Every construction project reshapes a property. Some aim to reshape a city.
During the second installment of BC&E’s 2022 Construction Blueprint Series, speakers discussed innovative urban redevelopment projects currently underway in Baltimore, the potential of such projects to change communities, and the challenges that confront companies at the forefront of urban redevelopment.
Baltimore City Recreation and Parks (BCRP) is currently in the midst of transforming multiple public spaces to improve the quality of city life. Projects include the redevelopment of Druid Hill Park, construction of Middle Branch Fitness and Wellness Center, redevelopment of an 11-mile stretch of shoreline from Port Covington to Brooklyn, and numerous other projects on the horizon. Significant FY23 funding, including $30 million of ARPA funds, will enable BCRP to contract five pool projects, the Chick Webb Recreation Center renovation and other projects in the coming months, said Adam Boarman, BCRP Chief of Capital Development.
Meanwhile, city officials are exploring other, transformational projects.
“As I am sitting here in my office, I stare at a four-lane highway that cuts off [Druid Hill Park] from the neighborhoods. Some historic injustices and racially driven polices put this road into place,” Boarman said. For the park renovation to succeed, “the road needs to be reimagined. It needs to be brought down to human scale… It needs to establish the connection between the neighborhoods and the park.”
City officials, he added, are also looking at options to address a major gap and a missed opportunity in the region’s recreation facilities. Baltimore lacks facilities that have enough outdoor fields or indoor courts to support sports tournaments.
“Sports tourism is a billion-dollar industry. Why can’t Baltimore be set up as a hub on the I-95 corridor so we can get sports teams coming to play their tournaments in our city,” Boarman said.
Elsewhere in Baltimore, Parity is driving a different kind of transformation. Committed to “development without displacement,” the nonprofit, equitable development company is rehabilitating abandoned houses and selling those new homes at “very, very affordable rates” to low- and moderate-income earners.
“We work in West Baltimore in one of the most distressed neighborhoods with one of the highest rates of home vacancy,” said Bree Jones, Founder. “Most developers, most institutional capital look at those neighborhoods as undesirable or impossible to revitalize. Parity looks at these neighborhoods as rich in culture, rich in history, rich in assets.”

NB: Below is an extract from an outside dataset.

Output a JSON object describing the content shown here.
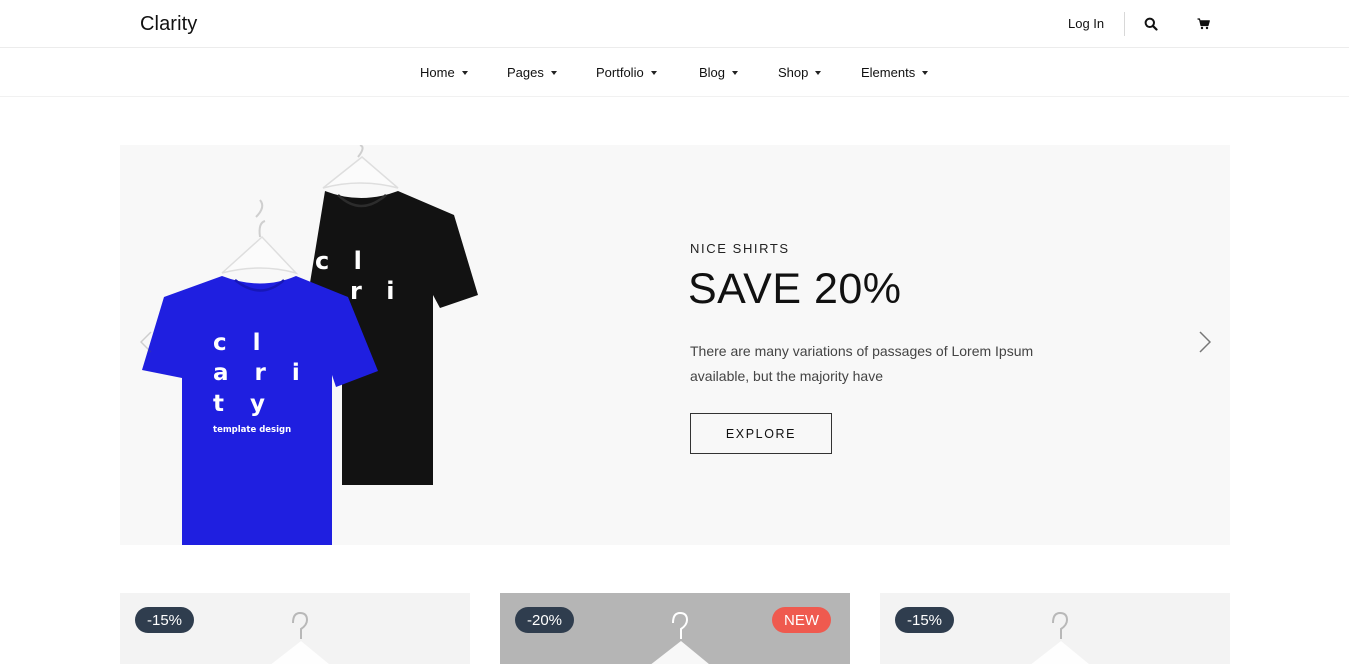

Parity’s efforts have already produced a long wait list for its homes and attracted national attention.
“I think people see this as a model to revitalize some of the most distressed communities but do it in a way that creates wealth and equity in the process,” Jones said.
Near the intersection of Greenspring Avenue and Cold Spring Lane, Choo Smith Youth Empowerment is developing a “communi-versity,” said Karyn Bullock, Senior Vice President of Operations. The project will include 240 apartments (a mix of affordable and market rate), 50 to 80 garage townhomes and a new community center that includes basketball courts, a refurbished football field and track, computer classrooms, a mock courtroom, theatre, dance studio, commercial kitchen and banquet hall. The development is also on track to attract a grocery store to an area which is currently a food desert, and possibly other retailers.
Companies and institutions involved in bold, urban redevelopment projects, however, face major challenges, ranging from difficult site conditions (such as soil conditions at the former incinerator waste site selected for the Middle Branch Fitness and Wellness Center) and negative stereotypes about neighborhoods to lack of financing and other support for women- and minority-owned companies.